Scientists seize ‘once in a decade’ opportunity to advocate for genetically engineered trees

By Joan Conrow

November 30, 2021

Nearly 700 scientists from across the globe have signed a petition urging the Forest Stewardship Council (FSC) to allow genetically engineered trees in the forests and products that it certifies.

The action came in response to the FSC’s request for consultations, which will be accepted through Friday, Dec. 3. Though the FSC currently prohibits the use of genetically modified (GM) trees in its certified forests, it does allow field testing and some of its member companies are investing in biotechnology research. With the consultation request, it is now considering what role it should play in setting the conditions and safeguards for the commercial use of GM trees and whether it should engage in a trial project for the use of GM trees in forests that the FSC does not certify.

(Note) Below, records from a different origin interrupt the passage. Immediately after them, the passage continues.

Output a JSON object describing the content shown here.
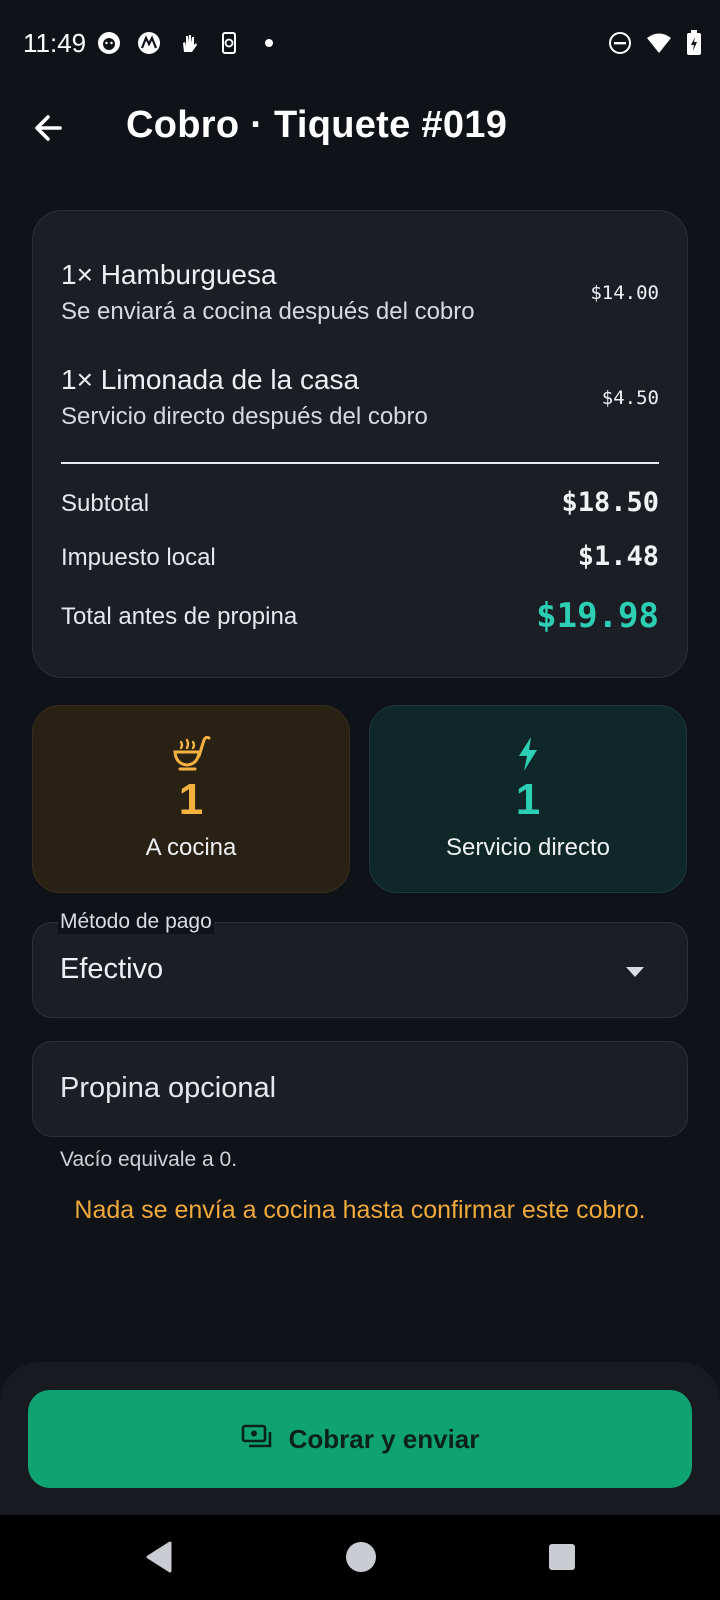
{
  "status_bar": {
    "time": "11:49"
  },
  "header": {
    "title": "Cobro · Tiquete #019"
  },
  "items": [
    {
      "name": "1× Hamburguesa",
      "note": "Se enviará a cocina después del cobro",
      "price": "$14.00"
    },
    {
      "name": "1× Limonada de la casa",
      "note": "Servicio directo después del cobro",
      "price": "$4.50"
    }
  ],
  "summary": {
    "subtotal_label": "Subtotal",
    "subtotal": "$18.50",
    "tax_label": "Impuesto local",
    "tax": "$1.48",
    "total_label": "Total antes de propina",
    "total": "$19.98"
  },
  "stats": {
    "kitchen": {
      "count": "1",
      "label": "A cocina",
      "color": "#f5b23f"
    },
    "direct": {
      "count": "1",
      "label": "Servicio directo",
      "color": "#2ccfb3"
    }
  },
  "payment": {
    "label": "Método de pago",
    "value": "Efectivo"
  },
  "tip": {
    "placeholder": "Propina opcional",
    "helper": "Vacío equivale a 0."
  },
  "warning": "Nada se envía a cocina hasta confirmar este cobro.",
  "action": {
    "label": "Cobrar y enviar"
  }
}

“We have a once in a decade opportunity to influence decision makers at FSC and less than a decade to develop strategies to save our forests in many parts of the world,” wrote Prof. Alexander Myburg, director of the Forest Molecular Genetics Program at the University of Pretoria, in a letter to his colleagues.

The petition urges the FSC “to allow responsible research and associated use of gene edited or genetically engineered trees by FSC certified companies.” It notes that extensive safeguards are already in place, biosafety regulations are strong in much of the world and allowing GM research on non-certified lands would support scientific research and development.

“There have been decades of research that show GE technology is safe and can provide useful traits in trees,” the petition states. “Our natural and planted forests face unprecedented decline as a result of rapid climate change, extreme weather events and pest and pathogen challenges. GE is a major technology that is being used in numerous crops and trees to produce plants that can better resist the stresses associated with these challenges. A precautionary approach demands that the responsible development of such solutions is facilitated by FSC, not impeded.”

The petition goes on to express “hope that the FSC will rise above the political and ideological noise that is so prominent in this area and put science, and this advice from public sector scientists, at the top of its considerations with respect to policies for GE trees.”

Some anti-GMO groups, including the Global Justice Ecology Project, are soliciting comments in opposition to GM tree field-testing, falsely claiming that “GM trees can never be sustainable” and trials would inevitably open the door to wider use of GM trees.

Scientists, on the other hand, contend that introducing traits like faster growth, insect resistance and defense against deadly fungi would help improve the resilience and sustainability of forests, especially as they face increased threats from climate change, fires and insect pest infestations.

Comments will be accepted on the FSC site up until midnight Central Europe Time on Dec. 3. Scientists can also add their names to the petition.

Image: Scientists are using genetic engineering to protect chestnut trees from a deadly fungus, among other applications. Photo: Shutterstock/JoshuaDaniel